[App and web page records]
========================

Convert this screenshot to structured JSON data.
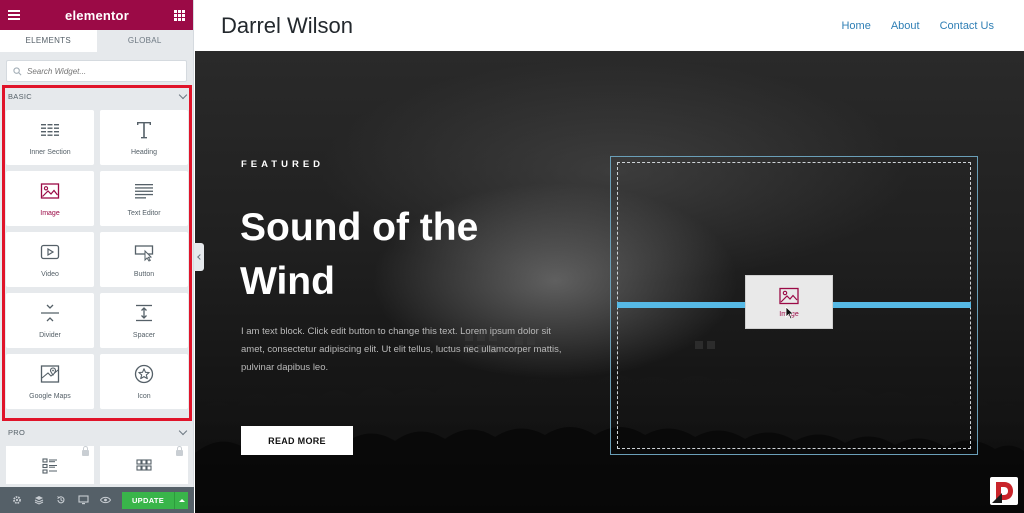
{
  "panel": {
    "logo": "elementor",
    "tabs": [
      {
        "label": "ELEMENTS"
      },
      {
        "label": "GLOBAL"
      }
    ],
    "search": {
      "placeholder": "Search Widget..."
    },
    "basic": {
      "header": "BASIC",
      "widgets": [
        {
          "label": "Inner Section",
          "icon": "inner-section-icon"
        },
        {
          "label": "Heading",
          "icon": "heading-icon"
        },
        {
          "label": "Image",
          "icon": "image-icon"
        },
        {
          "label": "Text Editor",
          "icon": "text-editor-icon"
        },
        {
          "label": "Video",
          "icon": "video-icon"
        },
        {
          "label": "Button",
          "icon": "button-icon"
        },
        {
          "label": "Divider",
          "icon": "divider-icon"
        },
        {
          "label": "Spacer",
          "icon": "spacer-icon"
        },
        {
          "label": "Google Maps",
          "icon": "google-maps-icon"
        },
        {
          "label": "Icon",
          "icon": "star-icon"
        }
      ]
    },
    "pro": {
      "header": "PRO"
    },
    "footer": {
      "update_label": "UPDATE"
    },
    "colors": {
      "brand": "#9b0a46",
      "update": "#39b54a",
      "highlight": "#e0142a"
    }
  },
  "site": {
    "title": "Darrel Wilson",
    "nav": [
      {
        "label": "Home"
      },
      {
        "label": "About"
      },
      {
        "label": "Contact Us"
      }
    ],
    "hero": {
      "featured": "FEATURED",
      "title": "Sound of the Wind",
      "text": "I am text block. Click edit button to change this text. Lorem ipsum dolor sit amet, consectetur adipiscing elit. Ut elit tellus, luctus nec ullamcorper mattis, pulvinar dapibus leo.",
      "button": "READ MORE"
    },
    "drag": {
      "label": "Image"
    },
    "colors": {
      "nav": "#2f7fb5",
      "drop_indicator": "#56b9e5"
    }
  }
}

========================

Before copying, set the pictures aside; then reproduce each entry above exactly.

Convert this screenshot to structured JSON data.
{
  "panel": {
    "logo": "elementor",
    "tabs": [
      {
        "label": "ELEMENTS"
      },
      {
        "label": "GLOBAL"
      }
    ],
    "search": {
      "placeholder": "Search Widget..."
    },
    "basic": {
      "header": "BASIC",
      "widgets": [
        {
          "label": "Inner Section",
          "icon": "inner-section-icon"
        },
        {
          "label": "Heading",
          "icon": "heading-icon"
        },
        {
          "label": "Image",
          "icon": "image-icon"
        },
        {
          "label": "Text Editor",
          "icon": "text-editor-icon"
        },
        {
          "label": "Video",
          "icon": "video-icon"
        },
        {
          "label": "Button",
          "icon": "button-icon"
        },
        {
          "label": "Divider",
          "icon": "divider-icon"
        },
        {
          "label": "Spacer",
          "icon": "spacer-icon"
        },
        {
          "label": "Google Maps",
          "icon": "google-maps-icon"
        },
        {
          "label": "Icon",
          "icon": "star-icon"
        }
      ]
    },
    "pro": {
      "header": "PRO"
    },
    "footer": {
      "update_label": "UPDATE"
    },
    "colors": {
      "brand": "#9b0a46",
      "update": "#39b54a",
      "highlight": "#e0142a"
    }
  },
  "site": {
    "title": "Darrel Wilson",
    "nav": [
      {
        "label": "Home"
      },
      {
        "label": "About"
      },
      {
        "label": "Contact Us"
      }
    ],
    "hero": {
      "featured": "FEATURED",
      "title": "Sound of the Wind",
      "text": "I am text block. Click edit button to change this text. Lorem ipsum dolor sit amet, consectetur adipiscing elit. Ut elit tellus, luctus nec ullamcorper mattis, pulvinar dapibus leo.",
      "button": "READ MORE"
    },
    "drag": {
      "label": "Image"
    },
    "colors": {
      "nav": "#2f7fb5",
      "drop_indicator": "#56b9e5"
    }
  }
}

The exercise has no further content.